—Thomas Torrance, “The Mediation of Christ in Our Human Response” in The Mediation of Christ, 94

Revelation and Response (8)

Haven’t I led in meetings when, after every celebration song, my mind gets out the “clap-o-meter” to check if we’re on course? (After all, if people clap at the end of each up-tempo song, that means we’re in for a good night, doesn’t it?!) Don’t I sometimes find myself subconsciously scanning the congregational horizon for any sign of life? Some outstretched hands, perhaps? (That definitely means “it’s working”!) Next, as we move into intimate reverence don’t I sometimes squint through my half-closed eyes to see what other responses are happening—hoping to see at least one person on their knees?

Of course I’m exaggerating in all of these examples, but I hope my point is clear. Too often when I lead worship I´m driven by getting a good response out of the people. I want to see results. Now, all of these things are potentially good things—dancing, lifting up holy hands, clapping, and kneeling. But rather than being so desperate to see these things happen (or, God forbid, even trying to make them happen) I should be far more interested with what lies behind these responses (or the lack of them.) It’s a subtle distinction, but an important one for the mindset of any lead worshipper.

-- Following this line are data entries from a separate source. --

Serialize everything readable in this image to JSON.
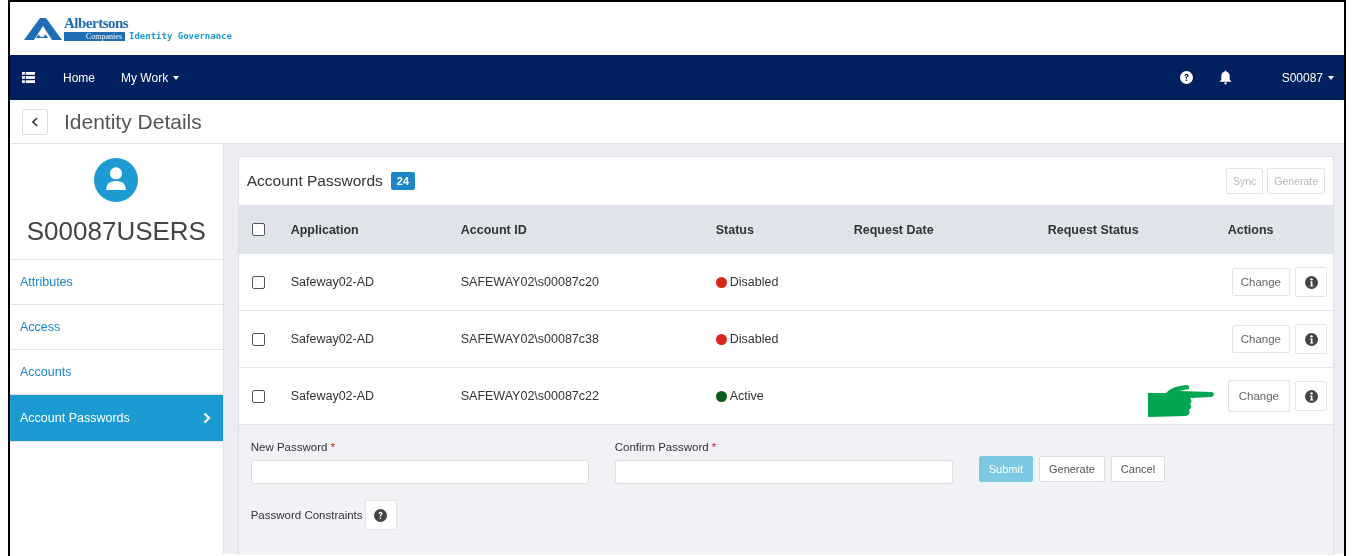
{
  "brand": {
    "name": "Albertsons",
    "sub": "Companies",
    "product": "Identity Governance"
  },
  "nav": {
    "items": [
      {
        "label": "Home",
        "dropdown": false
      },
      {
        "label": "My Work",
        "dropdown": true
      }
    ],
    "user": "S00087"
  },
  "page_title": "Identity Details",
  "identity": {
    "name": "S00087USERS"
  },
  "sidebar": {
    "items": [
      {
        "label": "Attributes",
        "selected": false
      },
      {
        "label": "Access",
        "selected": false
      },
      {
        "label": "Accounts",
        "selected": false
      },
      {
        "label": "Account Passwords",
        "selected": true
      }
    ]
  },
  "panel": {
    "title": "Account Passwords",
    "count": "24",
    "buttons": [
      {
        "label": "Sync",
        "disabled": true
      },
      {
        "label": "Generate",
        "disabled": true
      }
    ]
  },
  "table": {
    "all_checked": false,
    "columns": [
      "Application",
      "Account ID",
      "Status",
      "Request Date",
      "Request Status",
      "Actions"
    ],
    "rows": [
      {
        "checked": false,
        "application": "Safeway02-AD",
        "account_id": "SAFEWAY02\\s00087c20",
        "status": "Disabled",
        "color": "#d9261c",
        "action": "Change",
        "expanded": false
      },
      {
        "checked": false,
        "application": "Safeway02-AD",
        "account_id": "SAFEWAY02\\s00087c38",
        "status": "Disabled",
        "color": "#d9261c",
        "action": "Change",
        "expanded": false
      },
      {
        "checked": false,
        "application": "Safeway02-AD",
        "account_id": "SAFEWAY02\\s00087c22",
        "status": "Active",
        "color": "#0b5a1e",
        "action": "Change",
        "expanded": true
      }
    ]
  },
  "form": {
    "required_mark": "*",
    "fields": [
      {
        "label": "New Password",
        "required": true
      },
      {
        "label": "Confirm Password",
        "required": true
      }
    ],
    "buttons": [
      {
        "label": "Submit",
        "primary": true
      },
      {
        "label": "Generate",
        "primary": false
      },
      {
        "label": "Cancel",
        "primary": false
      }
    ],
    "constraints_label": "Password Constraints"
  }
}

And that takes us right back to the “revelation” side of things. Before we get consumed with how people are responding, it’s good to be mindful of what they’re responding to. As worship leaders and songwriters, we need to pay more attention to the reasons for God´s worth in our writing and leading. What aspects of His wonders and splendour are we presenting for people to get their hearts into? How are we reminding hearts, minds and souls of the merciful acts that have been done for them, and the amazing grace that has been won for them? Now, of course, this isn’t just our responsibility—everyone involved in the service plays a part. But we must take our part of the role seriously. Instead of ever trying to work people up (however subtly) to some sort of response, let’s take a different approach. Let us bring songs so full of our glorious Jesus that they ignite a fresh fire and a heart-filled response from those who sing them. If we can somehow help usher people into a fresh revelation of Jesus during our worship times, I’m convinced the response will take care of itself. We will not be able to stand in the way of a passionate room of dancing, shouting, bowing, adoring lovers of God.

William Temple once wrote,
“Worship is to quicken the conscience by the holiness of God,
To feed the mind with the truth of God,
To purge the imagination by the beauty of God,
To devote the will to the purpose of God.”

Notice how much of his definition of worship is centred around “revelation”. Here’s a man that knew that if we could somehow get people involved in the holiness, truth and beauty of God, it would result in the devotion of the will to the purpose of God. Our whole lives poured out in worship. And that, in the end, is the ultimate response of any true worshipper.

—Matt Redman, “Revelation and Response” in The Heart of Worship Files

Revelation and Response (7)

The main point here is the priority given, in Christian worship, to the Bible. The Bible is not simply read aloud in order to convey information, to teach doctrine or ethics or whatever, though of course it does that too. It is read aloud as the effective sign that all that we do is done as a response to God’s living and active word, the word which, as Isaiah says, accomplishes God’s purpose in the world, abiding for ever while all flesh withers like the grass. The place of scripture in Christian worship means that both in structure and content God’s initiative remains primary and all that we do remains a matter of response.

—N. T. Wright, “Freedom and Framework, Spirit and Truth: Recovering Biblical Worship,” Studia Liturgica 2002, 32, 186